*Your assignment:* Read through the records below and copy each line that uses the word "folder".

Website and app data records
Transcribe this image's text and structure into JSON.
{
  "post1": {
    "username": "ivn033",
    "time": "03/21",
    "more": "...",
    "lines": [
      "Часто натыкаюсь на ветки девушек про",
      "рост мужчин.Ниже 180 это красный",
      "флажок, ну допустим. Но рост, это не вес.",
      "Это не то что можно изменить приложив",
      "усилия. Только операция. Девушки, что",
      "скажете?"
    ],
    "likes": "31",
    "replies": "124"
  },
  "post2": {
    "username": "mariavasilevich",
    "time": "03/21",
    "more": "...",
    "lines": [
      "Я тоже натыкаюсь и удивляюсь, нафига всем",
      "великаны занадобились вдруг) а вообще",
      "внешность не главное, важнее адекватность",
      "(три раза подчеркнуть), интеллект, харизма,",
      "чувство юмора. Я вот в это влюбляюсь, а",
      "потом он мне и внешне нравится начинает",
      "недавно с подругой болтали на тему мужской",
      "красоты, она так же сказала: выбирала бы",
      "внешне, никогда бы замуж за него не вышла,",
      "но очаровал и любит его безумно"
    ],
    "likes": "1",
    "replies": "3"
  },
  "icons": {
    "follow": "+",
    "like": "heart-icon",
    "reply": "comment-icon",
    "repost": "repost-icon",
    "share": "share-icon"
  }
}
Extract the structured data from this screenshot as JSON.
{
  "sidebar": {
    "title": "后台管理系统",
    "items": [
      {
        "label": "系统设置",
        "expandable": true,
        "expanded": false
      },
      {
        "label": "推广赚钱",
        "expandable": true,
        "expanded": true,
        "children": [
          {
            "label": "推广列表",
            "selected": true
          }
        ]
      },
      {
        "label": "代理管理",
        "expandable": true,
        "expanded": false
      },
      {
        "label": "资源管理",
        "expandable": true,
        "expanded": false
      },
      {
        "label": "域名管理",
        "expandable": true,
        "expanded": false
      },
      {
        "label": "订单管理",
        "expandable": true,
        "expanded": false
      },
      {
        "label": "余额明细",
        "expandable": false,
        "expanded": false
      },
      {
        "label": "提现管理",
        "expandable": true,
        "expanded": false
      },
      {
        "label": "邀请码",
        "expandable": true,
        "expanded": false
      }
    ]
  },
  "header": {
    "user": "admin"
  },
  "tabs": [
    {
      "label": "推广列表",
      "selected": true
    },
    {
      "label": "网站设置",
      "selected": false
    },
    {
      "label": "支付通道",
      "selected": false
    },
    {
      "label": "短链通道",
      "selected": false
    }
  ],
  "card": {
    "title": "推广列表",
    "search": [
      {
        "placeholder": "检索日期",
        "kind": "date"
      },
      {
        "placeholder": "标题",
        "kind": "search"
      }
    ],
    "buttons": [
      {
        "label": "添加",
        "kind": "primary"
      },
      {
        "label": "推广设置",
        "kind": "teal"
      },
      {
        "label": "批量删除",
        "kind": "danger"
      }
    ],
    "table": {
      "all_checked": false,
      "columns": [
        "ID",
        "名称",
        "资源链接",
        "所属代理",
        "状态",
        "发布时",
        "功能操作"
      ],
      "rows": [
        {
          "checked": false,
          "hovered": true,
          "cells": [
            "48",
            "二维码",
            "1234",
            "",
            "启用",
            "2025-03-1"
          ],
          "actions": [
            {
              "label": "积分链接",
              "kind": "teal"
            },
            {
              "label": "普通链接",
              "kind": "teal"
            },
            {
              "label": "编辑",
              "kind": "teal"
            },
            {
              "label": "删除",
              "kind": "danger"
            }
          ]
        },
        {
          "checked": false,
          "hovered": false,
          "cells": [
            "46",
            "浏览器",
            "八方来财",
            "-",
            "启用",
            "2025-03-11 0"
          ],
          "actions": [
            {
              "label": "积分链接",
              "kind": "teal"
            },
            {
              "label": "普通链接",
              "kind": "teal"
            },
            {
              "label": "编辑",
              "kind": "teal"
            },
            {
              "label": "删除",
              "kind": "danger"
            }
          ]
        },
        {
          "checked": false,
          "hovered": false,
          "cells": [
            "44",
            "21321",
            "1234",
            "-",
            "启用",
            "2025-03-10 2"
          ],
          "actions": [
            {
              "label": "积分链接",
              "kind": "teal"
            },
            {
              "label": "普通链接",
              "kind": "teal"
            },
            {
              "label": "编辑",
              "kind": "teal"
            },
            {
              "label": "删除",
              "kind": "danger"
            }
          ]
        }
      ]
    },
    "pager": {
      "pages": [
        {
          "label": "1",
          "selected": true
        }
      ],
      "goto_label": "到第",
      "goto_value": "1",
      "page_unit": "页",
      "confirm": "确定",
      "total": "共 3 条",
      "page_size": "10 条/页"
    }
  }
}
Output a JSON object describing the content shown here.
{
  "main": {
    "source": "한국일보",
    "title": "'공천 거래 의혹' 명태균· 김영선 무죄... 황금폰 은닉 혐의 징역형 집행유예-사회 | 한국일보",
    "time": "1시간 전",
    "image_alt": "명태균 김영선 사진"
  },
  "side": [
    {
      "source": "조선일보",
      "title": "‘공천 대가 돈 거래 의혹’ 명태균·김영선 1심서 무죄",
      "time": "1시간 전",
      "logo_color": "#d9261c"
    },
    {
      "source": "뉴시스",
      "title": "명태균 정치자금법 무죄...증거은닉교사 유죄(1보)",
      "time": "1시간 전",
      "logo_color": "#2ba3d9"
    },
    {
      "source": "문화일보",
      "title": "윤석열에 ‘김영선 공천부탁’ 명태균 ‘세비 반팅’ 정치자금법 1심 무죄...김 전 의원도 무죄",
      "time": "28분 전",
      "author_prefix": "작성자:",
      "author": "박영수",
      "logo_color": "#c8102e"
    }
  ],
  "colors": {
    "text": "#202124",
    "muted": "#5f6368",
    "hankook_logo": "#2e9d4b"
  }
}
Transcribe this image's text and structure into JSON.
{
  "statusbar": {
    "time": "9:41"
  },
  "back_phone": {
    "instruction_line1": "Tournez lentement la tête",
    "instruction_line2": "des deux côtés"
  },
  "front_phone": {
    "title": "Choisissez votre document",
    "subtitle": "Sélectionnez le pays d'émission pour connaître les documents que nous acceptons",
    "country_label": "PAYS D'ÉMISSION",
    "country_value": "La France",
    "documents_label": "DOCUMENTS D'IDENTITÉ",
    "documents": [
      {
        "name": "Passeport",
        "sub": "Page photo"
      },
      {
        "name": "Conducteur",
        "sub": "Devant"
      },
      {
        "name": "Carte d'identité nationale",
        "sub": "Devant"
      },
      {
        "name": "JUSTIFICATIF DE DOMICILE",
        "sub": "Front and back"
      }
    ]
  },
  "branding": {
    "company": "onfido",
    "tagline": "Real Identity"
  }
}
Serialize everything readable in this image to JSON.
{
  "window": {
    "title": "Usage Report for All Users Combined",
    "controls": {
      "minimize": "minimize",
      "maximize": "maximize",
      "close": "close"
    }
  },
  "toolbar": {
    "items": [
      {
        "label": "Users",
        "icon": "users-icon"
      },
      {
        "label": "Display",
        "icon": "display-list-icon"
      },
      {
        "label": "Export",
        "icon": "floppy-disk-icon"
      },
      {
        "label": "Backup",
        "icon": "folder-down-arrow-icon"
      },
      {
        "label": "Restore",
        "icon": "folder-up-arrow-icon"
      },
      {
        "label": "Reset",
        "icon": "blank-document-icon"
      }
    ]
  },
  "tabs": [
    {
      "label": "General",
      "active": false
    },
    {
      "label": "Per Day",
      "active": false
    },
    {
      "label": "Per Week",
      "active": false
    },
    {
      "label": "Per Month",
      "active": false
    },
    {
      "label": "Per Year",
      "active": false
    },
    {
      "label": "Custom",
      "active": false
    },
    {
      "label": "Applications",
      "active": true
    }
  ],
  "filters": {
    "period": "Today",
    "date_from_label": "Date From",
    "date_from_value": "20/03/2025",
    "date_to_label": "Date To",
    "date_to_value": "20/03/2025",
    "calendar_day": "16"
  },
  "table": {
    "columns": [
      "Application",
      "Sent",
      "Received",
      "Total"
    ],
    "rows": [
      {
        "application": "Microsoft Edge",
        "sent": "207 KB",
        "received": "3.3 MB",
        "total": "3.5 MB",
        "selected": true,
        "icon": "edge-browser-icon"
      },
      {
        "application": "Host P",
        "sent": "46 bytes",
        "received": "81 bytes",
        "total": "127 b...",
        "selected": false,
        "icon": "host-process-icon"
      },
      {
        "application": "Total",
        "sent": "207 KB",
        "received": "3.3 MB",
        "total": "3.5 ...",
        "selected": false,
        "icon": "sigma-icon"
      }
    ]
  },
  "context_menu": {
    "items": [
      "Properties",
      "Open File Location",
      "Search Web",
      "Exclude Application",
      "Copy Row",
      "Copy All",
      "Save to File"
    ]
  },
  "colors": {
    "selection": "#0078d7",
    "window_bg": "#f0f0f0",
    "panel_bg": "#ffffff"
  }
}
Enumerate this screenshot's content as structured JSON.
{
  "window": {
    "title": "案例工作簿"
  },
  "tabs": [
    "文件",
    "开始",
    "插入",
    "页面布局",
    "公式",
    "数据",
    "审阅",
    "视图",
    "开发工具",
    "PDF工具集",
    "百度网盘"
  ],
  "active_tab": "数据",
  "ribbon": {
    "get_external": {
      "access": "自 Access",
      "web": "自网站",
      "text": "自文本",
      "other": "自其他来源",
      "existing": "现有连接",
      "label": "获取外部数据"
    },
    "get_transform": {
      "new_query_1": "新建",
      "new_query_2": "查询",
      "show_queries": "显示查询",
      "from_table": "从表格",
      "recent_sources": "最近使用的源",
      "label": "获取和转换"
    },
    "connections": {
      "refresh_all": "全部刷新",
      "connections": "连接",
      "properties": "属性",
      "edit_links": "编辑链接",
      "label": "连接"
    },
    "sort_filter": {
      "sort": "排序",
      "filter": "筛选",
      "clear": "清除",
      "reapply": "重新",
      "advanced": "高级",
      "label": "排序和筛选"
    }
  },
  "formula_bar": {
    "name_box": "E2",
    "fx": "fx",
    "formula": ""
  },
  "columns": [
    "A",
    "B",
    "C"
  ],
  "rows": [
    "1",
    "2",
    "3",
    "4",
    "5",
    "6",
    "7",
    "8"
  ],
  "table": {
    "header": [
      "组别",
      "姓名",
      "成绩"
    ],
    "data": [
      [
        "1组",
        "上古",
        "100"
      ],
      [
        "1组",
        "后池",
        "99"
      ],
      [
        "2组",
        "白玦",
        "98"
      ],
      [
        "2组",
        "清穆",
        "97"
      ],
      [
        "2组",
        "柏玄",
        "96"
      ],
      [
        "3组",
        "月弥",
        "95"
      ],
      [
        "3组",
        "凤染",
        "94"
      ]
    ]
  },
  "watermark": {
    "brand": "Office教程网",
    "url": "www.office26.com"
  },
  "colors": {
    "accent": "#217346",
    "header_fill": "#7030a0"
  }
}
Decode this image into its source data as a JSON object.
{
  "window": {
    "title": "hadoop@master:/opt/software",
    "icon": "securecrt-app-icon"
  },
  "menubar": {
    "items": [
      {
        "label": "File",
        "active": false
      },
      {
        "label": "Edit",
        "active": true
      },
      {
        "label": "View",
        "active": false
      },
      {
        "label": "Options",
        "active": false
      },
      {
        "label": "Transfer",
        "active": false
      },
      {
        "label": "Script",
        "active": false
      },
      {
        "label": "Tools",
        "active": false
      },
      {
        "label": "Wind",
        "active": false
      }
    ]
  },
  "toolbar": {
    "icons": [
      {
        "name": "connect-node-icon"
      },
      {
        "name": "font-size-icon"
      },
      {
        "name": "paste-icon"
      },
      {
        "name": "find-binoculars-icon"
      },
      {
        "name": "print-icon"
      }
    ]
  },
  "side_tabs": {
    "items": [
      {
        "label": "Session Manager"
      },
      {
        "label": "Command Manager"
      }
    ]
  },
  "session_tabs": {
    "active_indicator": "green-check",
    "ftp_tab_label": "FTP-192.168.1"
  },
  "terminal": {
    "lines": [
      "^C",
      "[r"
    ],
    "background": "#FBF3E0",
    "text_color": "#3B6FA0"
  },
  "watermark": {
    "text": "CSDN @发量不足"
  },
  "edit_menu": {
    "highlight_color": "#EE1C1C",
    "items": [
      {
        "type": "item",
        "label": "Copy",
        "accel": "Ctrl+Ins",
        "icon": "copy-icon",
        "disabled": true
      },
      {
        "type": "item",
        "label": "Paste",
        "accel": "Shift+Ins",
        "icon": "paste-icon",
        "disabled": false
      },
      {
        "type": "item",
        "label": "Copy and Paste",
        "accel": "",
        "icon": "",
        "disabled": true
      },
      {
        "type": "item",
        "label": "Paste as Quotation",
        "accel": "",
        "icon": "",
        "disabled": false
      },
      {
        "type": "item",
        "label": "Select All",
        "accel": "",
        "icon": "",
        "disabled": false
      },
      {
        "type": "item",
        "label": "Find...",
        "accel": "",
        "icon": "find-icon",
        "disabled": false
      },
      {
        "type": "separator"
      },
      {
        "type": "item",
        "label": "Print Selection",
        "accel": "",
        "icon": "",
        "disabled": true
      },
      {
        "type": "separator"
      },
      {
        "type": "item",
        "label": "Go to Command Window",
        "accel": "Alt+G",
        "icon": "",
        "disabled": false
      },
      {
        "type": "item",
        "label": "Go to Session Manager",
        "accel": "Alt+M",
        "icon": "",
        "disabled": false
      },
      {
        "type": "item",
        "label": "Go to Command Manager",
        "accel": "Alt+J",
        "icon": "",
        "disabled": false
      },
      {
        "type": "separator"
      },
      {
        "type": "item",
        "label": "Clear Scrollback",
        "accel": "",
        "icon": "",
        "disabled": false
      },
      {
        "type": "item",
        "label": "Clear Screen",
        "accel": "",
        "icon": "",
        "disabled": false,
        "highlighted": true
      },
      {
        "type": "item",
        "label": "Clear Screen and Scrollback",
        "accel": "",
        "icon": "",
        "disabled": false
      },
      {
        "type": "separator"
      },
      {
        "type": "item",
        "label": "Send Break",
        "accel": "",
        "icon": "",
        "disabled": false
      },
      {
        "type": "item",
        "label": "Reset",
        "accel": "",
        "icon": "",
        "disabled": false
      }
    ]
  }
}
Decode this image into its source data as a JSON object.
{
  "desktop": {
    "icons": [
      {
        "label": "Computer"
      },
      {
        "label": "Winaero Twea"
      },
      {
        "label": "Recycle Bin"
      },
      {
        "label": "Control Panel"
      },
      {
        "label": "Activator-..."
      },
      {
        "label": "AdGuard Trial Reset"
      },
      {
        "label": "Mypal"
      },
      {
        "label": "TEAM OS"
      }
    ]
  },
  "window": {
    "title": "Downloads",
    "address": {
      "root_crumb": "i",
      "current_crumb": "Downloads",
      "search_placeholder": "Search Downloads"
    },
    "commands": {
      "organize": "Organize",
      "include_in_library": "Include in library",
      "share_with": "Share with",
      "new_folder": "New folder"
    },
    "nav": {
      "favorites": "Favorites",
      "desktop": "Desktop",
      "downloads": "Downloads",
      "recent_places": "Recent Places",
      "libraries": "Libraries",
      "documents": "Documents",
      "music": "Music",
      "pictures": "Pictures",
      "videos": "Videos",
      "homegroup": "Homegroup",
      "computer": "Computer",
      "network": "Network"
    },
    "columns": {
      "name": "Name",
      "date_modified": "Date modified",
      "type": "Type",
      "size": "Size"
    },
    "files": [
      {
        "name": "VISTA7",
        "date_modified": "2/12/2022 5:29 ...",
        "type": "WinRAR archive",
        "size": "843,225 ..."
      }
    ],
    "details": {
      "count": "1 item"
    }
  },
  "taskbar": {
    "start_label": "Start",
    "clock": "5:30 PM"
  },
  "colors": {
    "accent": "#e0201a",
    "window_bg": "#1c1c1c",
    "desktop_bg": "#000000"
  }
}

*Task solution:*
        "icon": "folder-down-arrow-icon"
        "icon": "folder-up-arrow-icon"
      "new_folder": "New folder"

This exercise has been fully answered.